The Bette Ellis O’Conor Humanities Program comprises a community of scholars at Notre Dame Preparatory School dedicated to intellectual pursuit that transcends the boundaries of usual study. The program integrates curricula that are normally separated, allowing students to study in a collegial and dynamic environment that elicits passion for ideas and learning. An exciting alternative course of study in which interdisciplinary connections are the goal, the Humanities Program allows students to explore the relationships between disciplines, particularly Art, English, Music, Religion and Social Studies. Examining critical issues and ideas, the program encourages dialogue and diversity of perspective.
During freshman year, all students are introduced to interdisciplinary study in their World Cultures classes. Art enrichment activities demonstrate the rich possibility of investigating a topic from multiple disciplinary perspectives, thereby allowing students to choose whether the program is the right choice for their learning styles.
Sophomore students in the program embark on a journey of American studies. Joining Social Studies and English curricula, the course challenges students to consider the nature of America and how the relationship among art, literature, history, music, and religion has shaped both the nation and its inhabitants.
Shifting to a focus on the world, the junior year couples a study of world religions with an emphasis on world literature. Students study the global society in which they live, seeking the knowledge and wisdom such a global view provides.
The Humanities Capstone course is a senior elective for participants of the program.
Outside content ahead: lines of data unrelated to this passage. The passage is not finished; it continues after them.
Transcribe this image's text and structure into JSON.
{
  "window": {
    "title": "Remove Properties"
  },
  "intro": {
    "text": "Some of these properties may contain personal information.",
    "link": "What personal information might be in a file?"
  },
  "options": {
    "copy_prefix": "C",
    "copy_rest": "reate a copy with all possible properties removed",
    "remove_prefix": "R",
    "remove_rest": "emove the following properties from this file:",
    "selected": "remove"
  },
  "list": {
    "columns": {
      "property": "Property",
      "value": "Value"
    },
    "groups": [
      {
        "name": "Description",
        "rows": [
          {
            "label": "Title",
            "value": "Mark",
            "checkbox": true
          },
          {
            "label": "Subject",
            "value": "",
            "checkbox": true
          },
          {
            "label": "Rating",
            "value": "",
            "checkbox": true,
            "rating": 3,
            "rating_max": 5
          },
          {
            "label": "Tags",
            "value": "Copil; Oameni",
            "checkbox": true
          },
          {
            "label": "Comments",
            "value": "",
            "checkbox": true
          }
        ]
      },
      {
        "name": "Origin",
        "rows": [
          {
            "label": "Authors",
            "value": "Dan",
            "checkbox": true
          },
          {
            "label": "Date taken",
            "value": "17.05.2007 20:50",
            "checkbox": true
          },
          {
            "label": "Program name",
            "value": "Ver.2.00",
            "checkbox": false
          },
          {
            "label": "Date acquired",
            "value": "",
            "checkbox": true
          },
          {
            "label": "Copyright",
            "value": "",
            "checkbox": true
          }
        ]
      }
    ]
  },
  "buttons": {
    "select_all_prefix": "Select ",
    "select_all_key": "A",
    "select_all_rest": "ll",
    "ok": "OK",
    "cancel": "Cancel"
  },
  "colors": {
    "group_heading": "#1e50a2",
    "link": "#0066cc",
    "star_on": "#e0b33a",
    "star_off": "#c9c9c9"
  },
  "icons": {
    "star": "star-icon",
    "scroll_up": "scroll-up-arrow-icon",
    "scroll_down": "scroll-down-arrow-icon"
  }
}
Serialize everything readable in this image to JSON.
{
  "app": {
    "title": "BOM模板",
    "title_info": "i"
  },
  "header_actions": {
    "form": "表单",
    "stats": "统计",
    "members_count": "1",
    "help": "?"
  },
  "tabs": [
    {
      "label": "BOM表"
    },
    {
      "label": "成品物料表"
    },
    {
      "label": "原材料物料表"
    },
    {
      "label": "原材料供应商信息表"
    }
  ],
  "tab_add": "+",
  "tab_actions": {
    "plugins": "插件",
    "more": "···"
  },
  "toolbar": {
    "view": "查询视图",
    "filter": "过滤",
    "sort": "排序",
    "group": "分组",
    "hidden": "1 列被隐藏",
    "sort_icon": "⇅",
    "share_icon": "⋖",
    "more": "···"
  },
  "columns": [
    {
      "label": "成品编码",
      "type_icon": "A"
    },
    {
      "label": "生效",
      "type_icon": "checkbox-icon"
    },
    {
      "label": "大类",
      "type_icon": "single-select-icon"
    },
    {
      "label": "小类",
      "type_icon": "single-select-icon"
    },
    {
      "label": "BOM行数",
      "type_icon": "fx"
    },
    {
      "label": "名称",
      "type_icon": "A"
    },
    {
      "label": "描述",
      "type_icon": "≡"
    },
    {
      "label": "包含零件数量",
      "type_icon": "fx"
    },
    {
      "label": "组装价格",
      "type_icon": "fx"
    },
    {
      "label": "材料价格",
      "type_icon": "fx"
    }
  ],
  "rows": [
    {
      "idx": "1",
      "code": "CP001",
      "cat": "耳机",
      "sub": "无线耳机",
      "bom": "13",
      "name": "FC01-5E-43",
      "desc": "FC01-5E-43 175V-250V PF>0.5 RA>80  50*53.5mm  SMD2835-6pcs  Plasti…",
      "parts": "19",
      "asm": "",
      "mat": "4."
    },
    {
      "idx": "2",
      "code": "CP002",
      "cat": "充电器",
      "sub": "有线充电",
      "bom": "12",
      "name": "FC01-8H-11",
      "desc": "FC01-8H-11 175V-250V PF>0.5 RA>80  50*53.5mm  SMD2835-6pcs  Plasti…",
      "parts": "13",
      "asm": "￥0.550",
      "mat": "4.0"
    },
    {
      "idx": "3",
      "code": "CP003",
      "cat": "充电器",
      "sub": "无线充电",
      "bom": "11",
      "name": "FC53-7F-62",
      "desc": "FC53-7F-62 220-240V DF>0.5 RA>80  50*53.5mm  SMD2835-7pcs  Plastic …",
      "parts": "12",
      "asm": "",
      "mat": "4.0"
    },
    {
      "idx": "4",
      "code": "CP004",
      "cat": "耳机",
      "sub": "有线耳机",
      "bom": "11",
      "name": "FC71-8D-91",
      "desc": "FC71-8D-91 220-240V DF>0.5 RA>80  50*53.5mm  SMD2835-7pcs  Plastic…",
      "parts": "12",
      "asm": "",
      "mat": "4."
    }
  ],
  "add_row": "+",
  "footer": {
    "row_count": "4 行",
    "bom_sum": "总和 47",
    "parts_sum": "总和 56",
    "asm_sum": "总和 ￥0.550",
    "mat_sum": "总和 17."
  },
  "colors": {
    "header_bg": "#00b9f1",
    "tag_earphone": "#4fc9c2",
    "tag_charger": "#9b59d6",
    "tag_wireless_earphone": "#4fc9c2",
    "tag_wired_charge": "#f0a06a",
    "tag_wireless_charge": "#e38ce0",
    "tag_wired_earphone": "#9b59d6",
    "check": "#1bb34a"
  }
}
Students collectively choose a focus of study, giving them the power to shape their own intellectual path. Whether the topic is the nature of evil, the purpose of art, the role of fear or the experience of time, students explore deeply a concept of particular interest to the class. All students complete a capstone project which allows them to incorporate their specific interests in responding to the key elements of the course topic. Paired with a faculty mentor for the project, each student challenges the holistic faculties she has developed throughout the program and encourages the kind of scholarship and collaboration that is normally reserved for college courses.
Culmination of Humanities Program
There will be an evening presentation in May to which parents, administrators and the benefactors of the program will be invited. Students will present a summary of their projects and have them displayed in the lobby for viewing. At that time, students will be given certificates of participation in the program.